This miracle was performed by Jesus to alleviate suffering and promote faith, the latter of which is the greatest, most enduring end. People healed by miracles get sick again and die. People saved by grace through faith in Jesus Christ will never die. But to get grace, you have to have faith, in Jesus as both God and man, Lord and Christ, savior and servant to all who call upon His name.
You can see the commander and the servant in Capernaum, in the person of the centurion, in the person and work of Christ, and in one more place.
In the Christian
Once you look at a biblical text, the next place to look is in your own heart. Do you believe the Bible? Do you believe in the Lord Jesus Christ? Are you following Him? If so, you, too, will be a commander and a servant.
Who will you lead? You don’t have to be Jesus, or an earthly king, or a ship captain, or a pastor to be a leader. We all lead, in good ways or bad. We lead people to Christ or away from Him. We attract people to the church, or we make the church loathsome to the lost. What kind of a leader are you?
I hope you are a servant-leader. Do you know someone who is sick? Reach out to them and let them know you are praying for them, and bring food or other necessities if it will help. Do you know someone who is troubled? Talk to them, or rather listen to them. Offer the counseling services of your pastor or some other qualified professional. Do you know someone who is lost, spiritually? Share the gospel with them, invite them to Bible study and worship services, give them a Bible and a good Christian book. By serving you can lead people to the Lord Jesus Christ.
Look to Capernaum, and you will see a centurion. Look to the centurion, and you will see Jesus Christ. Look to Jesus, and you will see the Lord. “Look unto me, and be ye saved, all the ends of the earth: for I am God, and there is none else” (ref. Isaiah 45:22, KJV).
Copyright © 2017 Lake Hamilton Baptist Church, All rights reserved.
Check out the weekly happenings at Lake Hamilton Baptist Church in Hot Springs, Arkansas.
Dr. Charles F. "Chuck" DeVane, Jr., is the Pastor of Lake Hamilton Baptist Church in Hot Springs, Arkansas. His weekly sermon article, "The Gospel Truth," has been published in newspapers in Arkansas and Georgia.

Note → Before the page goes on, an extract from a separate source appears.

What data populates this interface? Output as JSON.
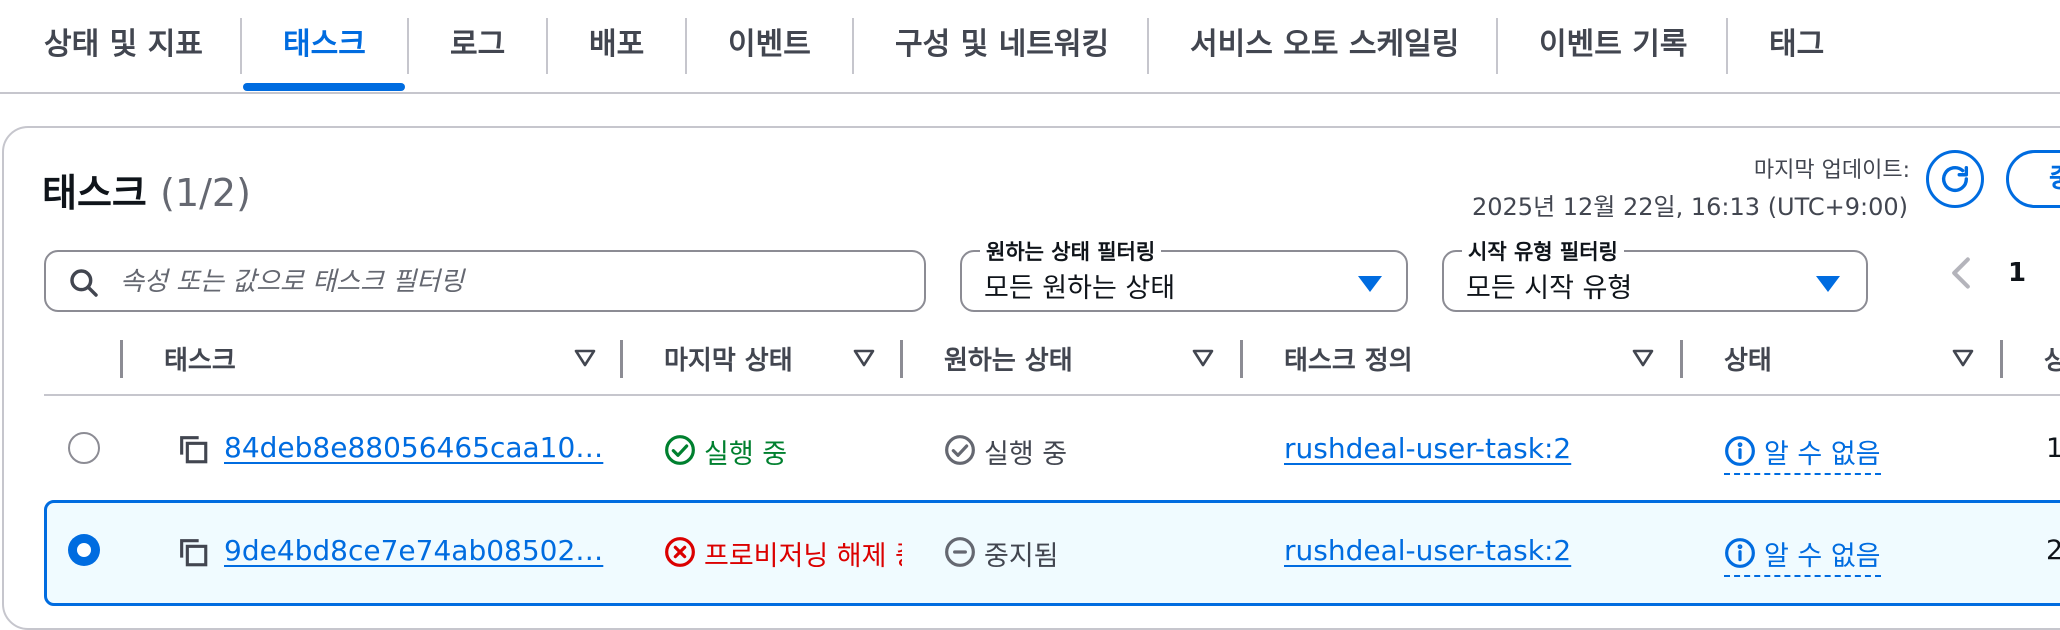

Dr. DeVane is a graduate of Gordon-Conwell Theological Seminary and has served in the pastorate for over 20 years. Contact Pastor Chuck at PastorChuck@lakehamiltonbaptistchurch.org